The Redmond Senior Center (RSC) has closed for structural assessment. The city released a notice on Sept. 6 stating the center was closed and vacated to allow for the ongoing investigation of the building’s interior and roof.
The problem was first discovered in June, when a 4-foot by 12-foot citing panel — weighing somewhere between 500 and 600 pounds — fell off the back exterior corner of the building. The city contracted a structural engineering firm for further assessment and inspectors confirmed “extensive structural damage to the exterior walls and substantial impact to both the lateral and gravity systems.”
“We don’t anticipate the [assessment] being completed for the next two months,” said Carrie Hite, Redmond parks and recreation director. “They’re going to do extensive testing on the exterior and the interior of the building. We’ve made no decisions at all, as far as the future of the center. The decision point will be after the two-month [assessment].”
According to Hite, the RSC project was outlined in the city’s Capital Improvement Plan (CIP) for the last two years. The center’s mechanical systems, roof and building exterior are scheduled to be replaced in 2021. Fifteen million dollars was set aside for the RSC project.
Hite addressed the public at a Sept. 11 cookies and coffee event at the Redmond Community Center at Marymoor Village. There, she explained the situation and welcomed public comments and concerns.
At the event, various seniors expressed their concerns about their programs and classes.
Hite and other department staff said they have been working hard to relocate all programs, rentals and classes to alternative locations. Locations include City Hall Bytes Cafe, the community center and surrounding Eastside senior centers. Rachel Van Winkle, parks and recreation deputy director, said they are reaching out to community partners to relocate other programs and classes.
“Almost everybody still has their place to come and do the thing they love and that was our goal,” said Teri Burke with the parks and recreation department. “We know that everyone has their thing they love to do. We did everything we could to make sure that happened this week and will continue to happen in one way or another. Give us a little patience. We really are working on it.”

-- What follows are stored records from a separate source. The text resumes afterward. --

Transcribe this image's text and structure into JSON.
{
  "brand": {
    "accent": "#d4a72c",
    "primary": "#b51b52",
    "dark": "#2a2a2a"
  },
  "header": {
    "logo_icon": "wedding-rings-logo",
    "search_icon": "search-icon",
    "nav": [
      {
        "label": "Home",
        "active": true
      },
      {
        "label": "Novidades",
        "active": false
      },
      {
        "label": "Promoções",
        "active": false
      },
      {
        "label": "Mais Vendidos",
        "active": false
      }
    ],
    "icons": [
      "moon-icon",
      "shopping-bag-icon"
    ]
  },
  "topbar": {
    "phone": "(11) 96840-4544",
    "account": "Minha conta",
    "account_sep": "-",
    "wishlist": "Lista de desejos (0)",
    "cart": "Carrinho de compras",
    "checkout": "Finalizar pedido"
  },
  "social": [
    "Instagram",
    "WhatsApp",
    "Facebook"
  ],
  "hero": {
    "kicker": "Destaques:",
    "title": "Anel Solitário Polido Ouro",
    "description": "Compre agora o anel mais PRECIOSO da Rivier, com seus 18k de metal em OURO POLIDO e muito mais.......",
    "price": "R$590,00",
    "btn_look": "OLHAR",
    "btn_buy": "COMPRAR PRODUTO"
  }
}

Hite echoed Burke’s comment and said they are trying hard to pull all their resources and facilities together to relocate the senior center programs. Although it’s not ideal or a concentrated place for everybody to go, Hite said they are moving programs and classes to locations that are accessible. The department, along with the city are also working on finding solutions for transportation for seniors.
RSC volunteer Ellen Englehart said the center is a central part for seniors in the community.
“It was kind of a shock but I believe the city is going to do what they need to do for us and I think eventually we’ll be alright,” she said.
With programs and classes being dispersed around the city and beyond, Sashi Ravikumar, an RSC regular, said traveling to the different locations will be time consuming.
“It takes a lot of time to commute from one place to another,” she said. “The process is a little stressful. We go to the senior center for many things. It sounds like many will not be able to make it and they will be missing out on the company.”
Eileen Englehart, another regular, explained that they want something separate from the community center or City Hall.
“We want a senior center,” she said. “We want our own place.”
In a discussion with Englehart, Ravikumar and others, seniors expressed their frustration amongst each others. Many said the re-locations of programs were going to be stressful and most importantly, they are going to miss out on the connection with others.